Skip to content ↓ | Skip to navigation ↓

A JavaScript-based cryptocurrency miner earned the top spot in a list of the “most wanted” malware for December 2017.

For its final Global Threat Index of 2017, Check Point observed Coinhive supplant Roughted, a large-scale malvertising campaign, as the most prevalent form of malware. This Monero-miner made waves back in October 2017 when it registered second place on Check Point’s list for that month. Apparently, websites have increased their deployment of the sneaky bit of JavaScript code since then.

Check Point’s researchers provide two reasons for this upsurge in crypto-miners like Coinhive:

Ad-blocking software, stemming from users losing patience with excessive pop-up and banner advertisements, has been slashing many websites’ advertising revenue. Those websites are turning to crypto-miners as a new source of revenue – often without the knowledge or permission of the visitors to the website.
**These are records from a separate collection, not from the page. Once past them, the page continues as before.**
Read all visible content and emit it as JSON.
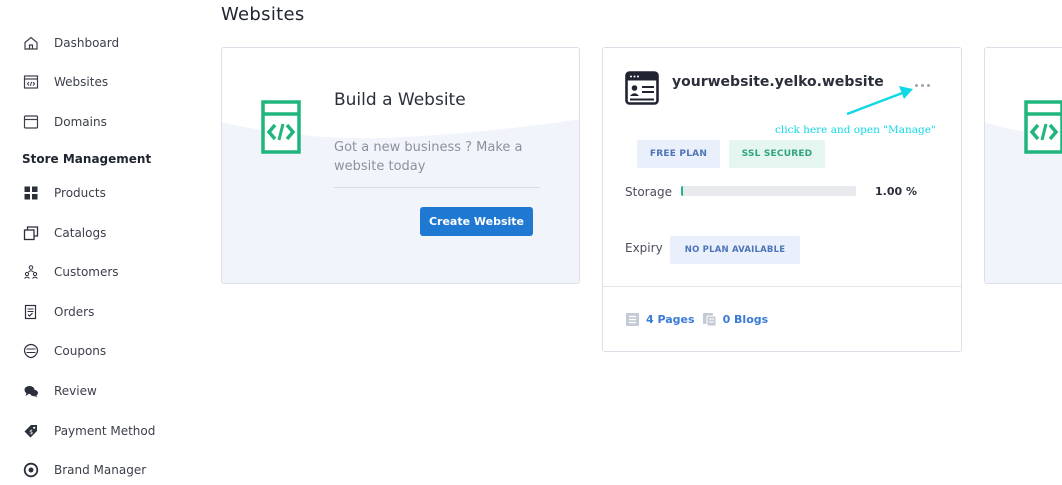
{
  "sidebar": {
    "items_top": [
      {
        "label": "Dashboard",
        "icon": "home-icon"
      },
      {
        "label": "Websites",
        "icon": "code-window-icon"
      },
      {
        "label": "Domains",
        "icon": "browser-window-icon"
      }
    ],
    "section_title": "Store Management",
    "items_store": [
      {
        "label": "Products",
        "icon": "grid-icon"
      },
      {
        "label": "Catalogs",
        "icon": "catalog-icon"
      },
      {
        "label": "Customers",
        "icon": "customers-icon"
      },
      {
        "label": "Orders",
        "icon": "order-clipboard-icon"
      },
      {
        "label": "Coupons",
        "icon": "coupon-icon"
      },
      {
        "label": "Review",
        "icon": "chat-bubbles-icon"
      },
      {
        "label": "Payment Method",
        "icon": "payment-tag-icon"
      },
      {
        "label": "Brand Manager",
        "icon": "target-icon"
      }
    ]
  },
  "page": {
    "title": "Websites"
  },
  "build_card": {
    "title": "Build a Website",
    "description": "Got a new business ? Make a website today",
    "button_label": "Create Website",
    "icon": "code-window-icon"
  },
  "site_card": {
    "name": "yourwebsite.yelko.website",
    "annotation": "click here and open \"Manage\"",
    "badges": {
      "plan": "FREE PLAN",
      "ssl": "SSL SECURED"
    },
    "storage": {
      "label": "Storage",
      "value_text": "1.00 %",
      "fraction": 0.01
    },
    "expiry": {
      "label": "Expiry",
      "value": "NO PLAN AVAILABLE"
    },
    "stats": {
      "pages": "4 Pages",
      "blogs": "0 Blogs"
    }
  },
  "colors": {
    "accent_green": "#1fb57c",
    "button_blue": "#1f78d1",
    "link_blue": "#3a7bd5",
    "annotation_cyan": "#12d8e6"
  }
}
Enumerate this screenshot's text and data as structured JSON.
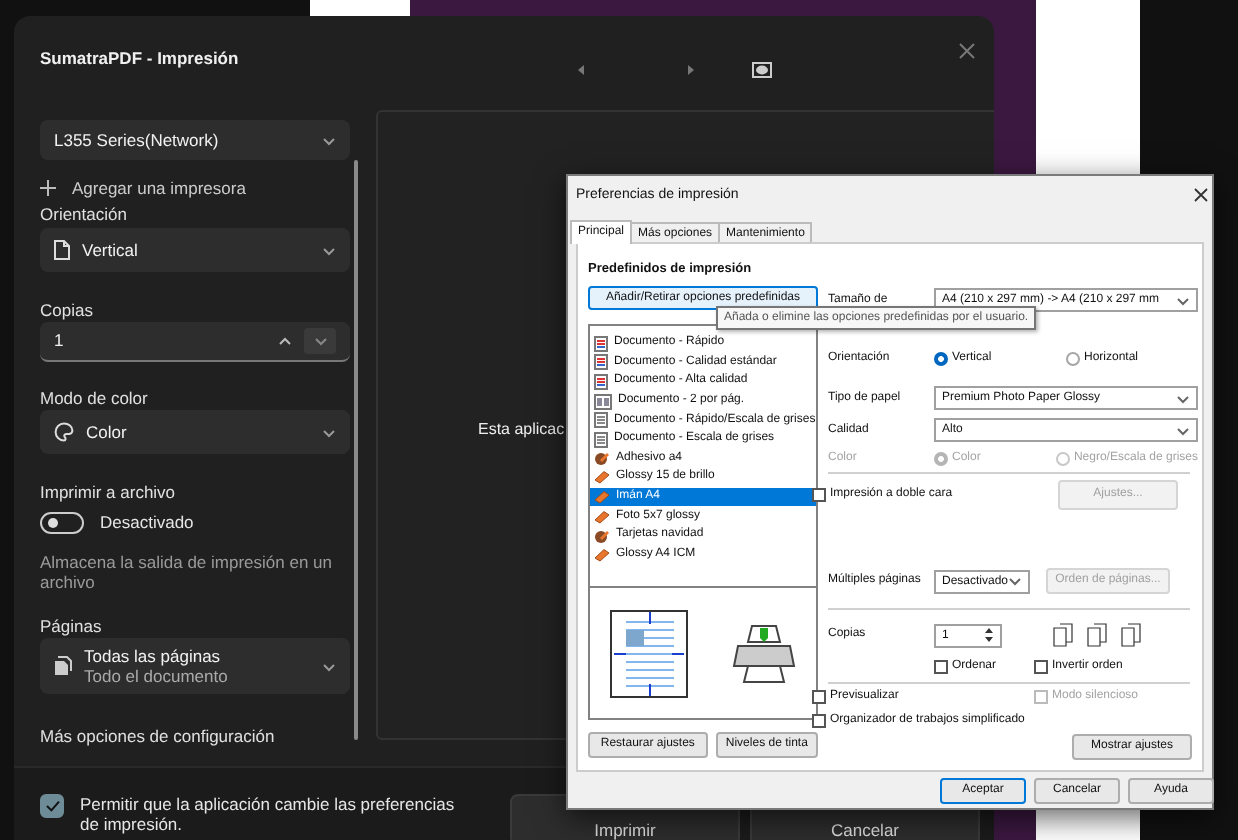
{
  "print_dialog": {
    "title": "SumatraPDF - Impresión",
    "printer": {
      "value": "L355 Series(Network)"
    },
    "add_printer": "Agregar una impresora",
    "orientation": {
      "label": "Orientación",
      "value": "Vertical"
    },
    "copies": {
      "label": "Copias",
      "value": "1"
    },
    "color_mode": {
      "label": "Modo de color",
      "value": "Color"
    },
    "print_to_file": {
      "label": "Imprimir a archivo",
      "on": false,
      "state_text": "Desactivado",
      "description": "Almacena la salida de impresión en un archivo"
    },
    "pages": {
      "label": "Páginas",
      "value": "Todas las páginas",
      "subtext": "Todo el documento"
    },
    "more_settings": "Más opciones de configuración",
    "preview_message": "Esta aplicac",
    "allow_app_preferences": {
      "label": "Permitir que la aplicación cambie las preferencias de impresión.",
      "checked": true
    },
    "buttons": [
      "Imprimir",
      "Cancelar"
    ]
  },
  "preferences_dialog": {
    "title": "Preferencias de impresión",
    "tabs": [
      {
        "label": "Principal",
        "selected": true
      },
      {
        "label": "Más opciones",
        "selected": false
      },
      {
        "label": "Mantenimiento",
        "selected": false
      }
    ],
    "presets": {
      "heading": "Predefinidos de impresión",
      "button": "Añadir/Retirar opciones predefinidas",
      "tooltip": "Añada o elimine las opciones predefinidas por el usuario.",
      "items": [
        {
          "label": "Documento - Rápido",
          "kind": "document",
          "selected": false
        },
        {
          "label": "Documento - Calidad estándar",
          "kind": "document",
          "selected": false
        },
        {
          "label": "Documento - Alta calidad",
          "kind": "document",
          "selected": false
        },
        {
          "label": "Documento - 2 por pág.",
          "kind": "two_up",
          "selected": false
        },
        {
          "label": "Documento - Rápido/Escala de grises",
          "kind": "grayscale",
          "selected": false
        },
        {
          "label": "Documento - Escala de grises",
          "kind": "grayscale",
          "selected": false
        },
        {
          "label": "Adhesivo a4",
          "kind": "custom",
          "selected": false
        },
        {
          "label": "Glossy 15 de brillo",
          "kind": "photo",
          "selected": false
        },
        {
          "label": "Imán A4",
          "kind": "photo",
          "selected": true
        },
        {
          "label": "Foto 5x7 glossy",
          "kind": "photo",
          "selected": false
        },
        {
          "label": "Tarjetas  navidad",
          "kind": "custom",
          "selected": false
        },
        {
          "label": "Glossy A4 ICM",
          "kind": "photo",
          "selected": false
        }
      ]
    },
    "restore_button": "Restaurar ajustes",
    "ink_levels_button": "Niveles de tinta",
    "paper_size": {
      "label": "Tamaño de",
      "value": "A4 (210 x 297 mm) -> A4 (210 x 297 mm"
    },
    "orientation": {
      "label": "Orientación",
      "options": [
        {
          "label": "Vertical",
          "selected": true
        },
        {
          "label": "Horizontal",
          "selected": false
        }
      ]
    },
    "paper_type": {
      "label": "Tipo de papel",
      "value": "Premium Photo Paper Glossy"
    },
    "quality": {
      "label": "Calidad",
      "value": "Alto"
    },
    "color": {
      "label": "Color",
      "disabled": true,
      "options": [
        {
          "label": "Color",
          "selected": true
        },
        {
          "label": "Negro/Escala de grises",
          "selected": false
        }
      ]
    },
    "duplex": {
      "label": "Impresión a doble cara",
      "checked": false,
      "button": {
        "label": "Ajustes...",
        "disabled": true
      }
    },
    "multiple_pages": {
      "label": "Múltiples páginas",
      "value": "Desactivado",
      "button": {
        "label": "Orden de páginas...",
        "disabled": true
      }
    },
    "copies": {
      "label": "Copias",
      "value": "1"
    },
    "collate_options": [
      {
        "label": "Ordenar",
        "checked": false,
        "disabled": false
      },
      {
        "label": "Invertir orden",
        "checked": false,
        "disabled": false
      }
    ],
    "preview_options": [
      {
        "label": "Previsualizar",
        "checked": false,
        "disabled": false
      },
      {
        "label": "Modo silencioso",
        "checked": false,
        "disabled": true
      }
    ],
    "job_arranger": {
      "label": "Organizador de trabajos simplificado",
      "checked": false
    },
    "show_settings_button": "Mostrar ajustes",
    "buttons": [
      "Aceptar",
      "Cancelar",
      "Ayuda"
    ]
  }
}
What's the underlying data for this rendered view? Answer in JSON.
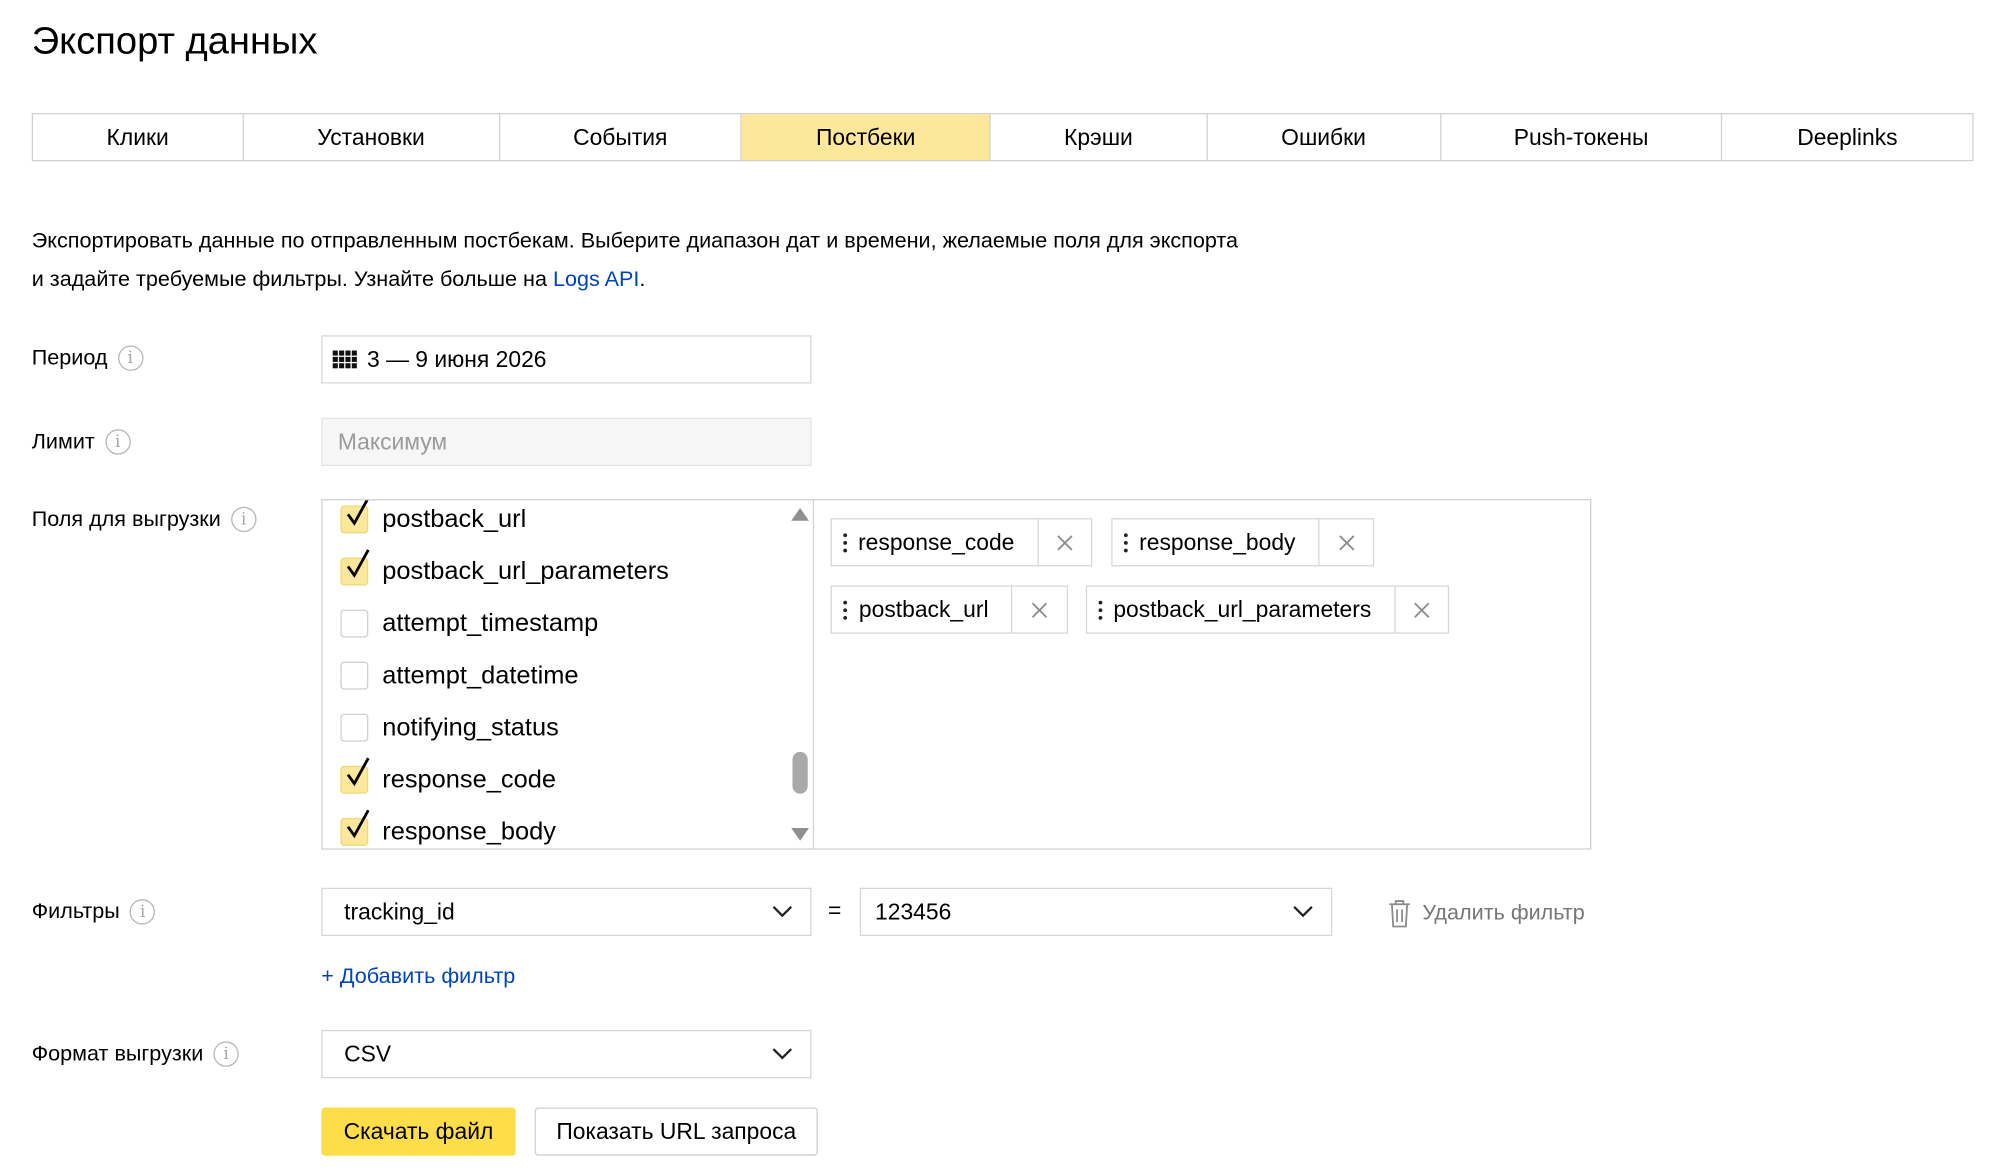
{
  "page_title": "Экспорт данных",
  "tabs": [
    {
      "label": "Клики",
      "active": false
    },
    {
      "label": "Установки",
      "active": false
    },
    {
      "label": "События",
      "active": false
    },
    {
      "label": "Постбеки",
      "active": true
    },
    {
      "label": "Крэши",
      "active": false
    },
    {
      "label": "Ошибки",
      "active": false
    },
    {
      "label": "Push-токены",
      "active": false
    },
    {
      "label": "Deeplinks",
      "active": false
    }
  ],
  "description": {
    "text": "Экспортировать данные по отправленным постбекам. Выберите диапазон дат и времени, желаемые поля для экспорта и задайте требуемые фильтры. Узнайте больше на ",
    "link_label": "Logs API",
    "suffix": "."
  },
  "period": {
    "label": "Период",
    "value": "3 — 9 июня 2026",
    "icon": "calendar-icon"
  },
  "limit": {
    "label": "Лимит",
    "placeholder": "Максимум",
    "value": ""
  },
  "fields": {
    "label": "Поля для выгрузки",
    "list": [
      {
        "name": "postback_url",
        "checked": true
      },
      {
        "name": "postback_url_parameters",
        "checked": true
      },
      {
        "name": "attempt_timestamp",
        "checked": false
      },
      {
        "name": "attempt_datetime",
        "checked": false
      },
      {
        "name": "notifying_status",
        "checked": false
      },
      {
        "name": "response_code",
        "checked": true
      },
      {
        "name": "response_body",
        "checked": true
      }
    ],
    "selected": [
      "response_code",
      "response_body",
      "postback_url",
      "postback_url_parameters"
    ]
  },
  "filters": {
    "label": "Фильтры",
    "field": "tracking_id",
    "operator": "=",
    "value": "123456",
    "delete_label": "Удалить фильтр",
    "add_label": "+ Добавить фильтр"
  },
  "format": {
    "label": "Формат выгрузки",
    "value": "CSV"
  },
  "actions": {
    "download": "Скачать файл",
    "show_url": "Показать URL запроса"
  },
  "colors": {
    "accent": "#fedd4a",
    "active_tab": "#fde79b",
    "link": "#0044bb"
  }
}
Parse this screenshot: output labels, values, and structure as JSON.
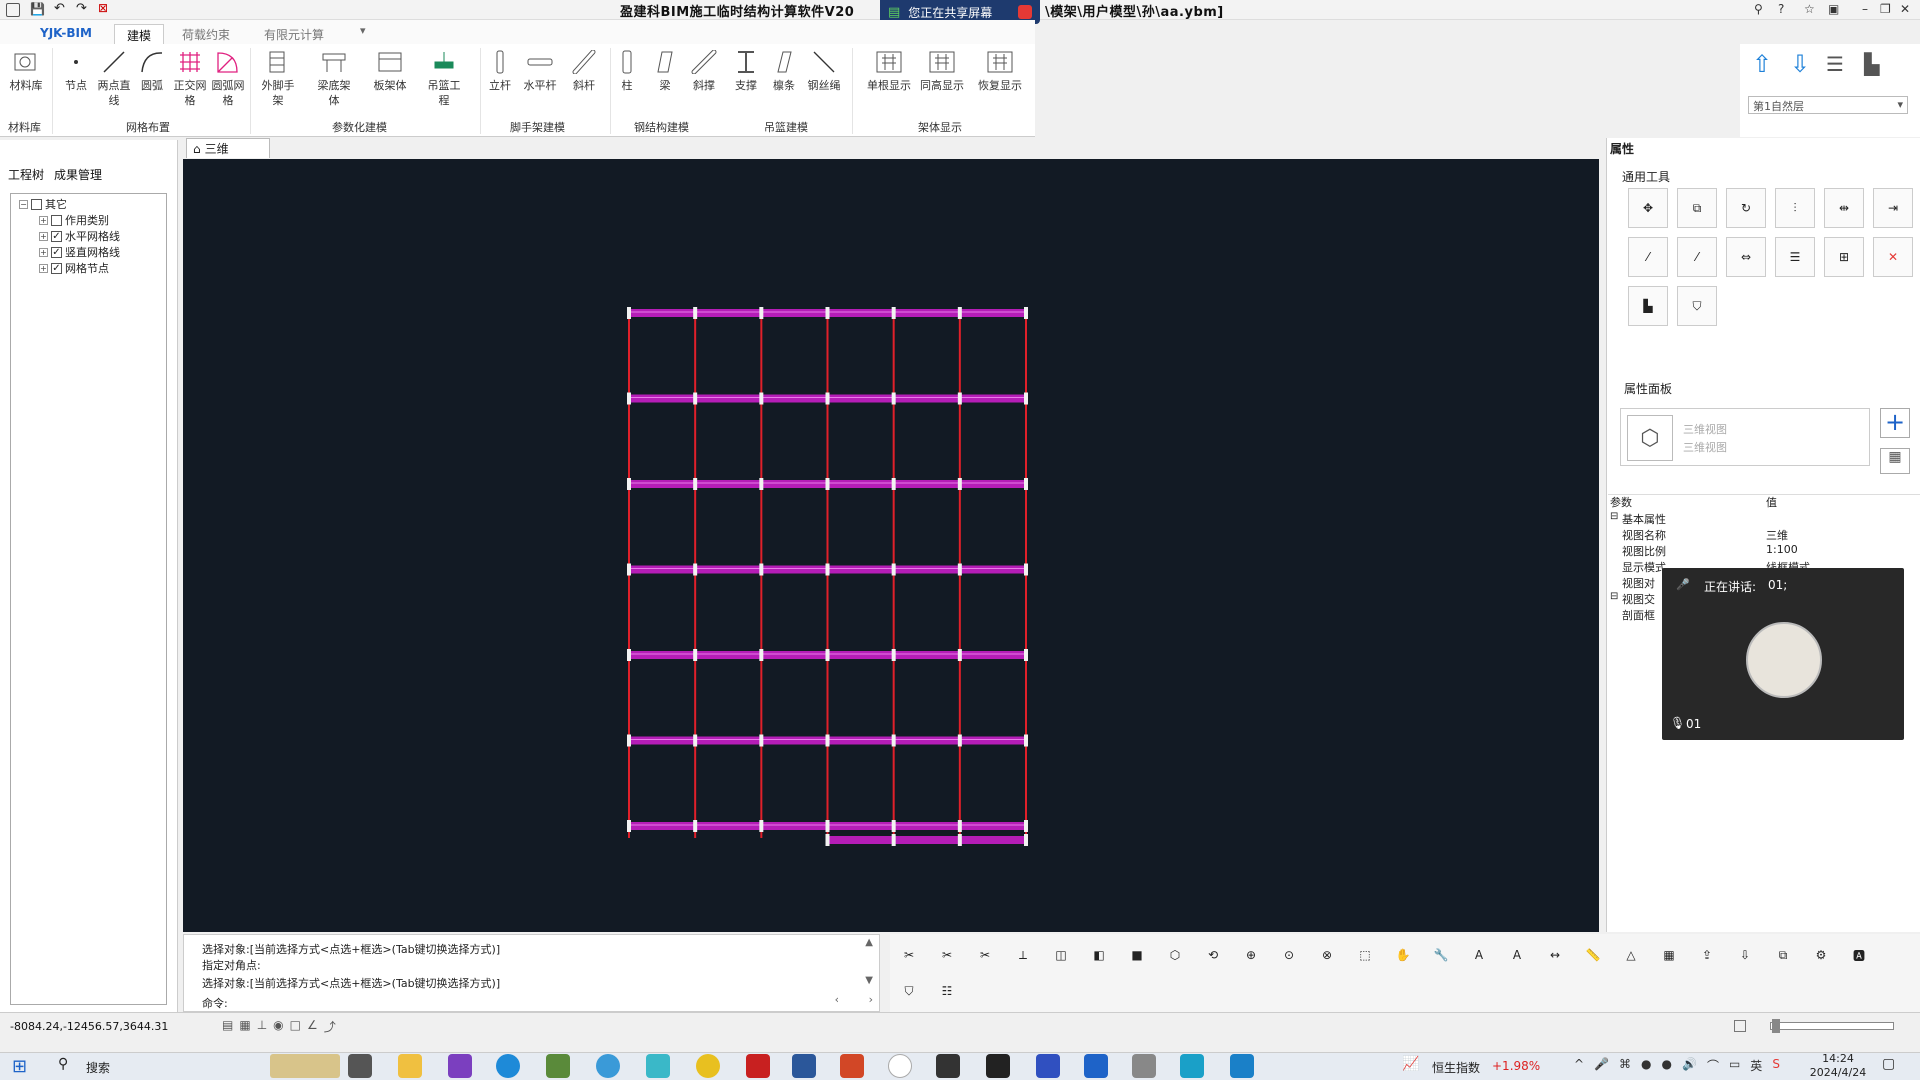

Similarly, threat actors are turning to crypto-mining malware as a new way to make money – illegitimately gaining access to the users’ CPU power to mine for their own crypto currency – making it even likelier that we’ll see this trend gain steam over the coming months.

That would also explain why another crypto-miner called CryptoLoot came in at third place just behind the RIG exploit kit.

Check Point’s top 10 “most wanted” malware for December 2017.

Crypto-miners had a great year in 2017. These tools affected more than half (55 percent) of organizations globally, claiming 1.65 million users as a victims in the first eight months of the year alone. Those hapless individuals subsequently saw as much as 65 percent of their CPU power consumed when they visited media streaming, file-sharing, and similar types of websites that decided to deploy crypto-mining scripts without users’ permission or knowledge.

An ad-blocker won’t do much to protect users against crypto-miners. Given the fact that Coinhive and others are based on JavaScript, however, users could install a browser extension like NoScript that blocks JavaScript by default. They can then enable only the code snippets of each site they want while preserving their CPU power.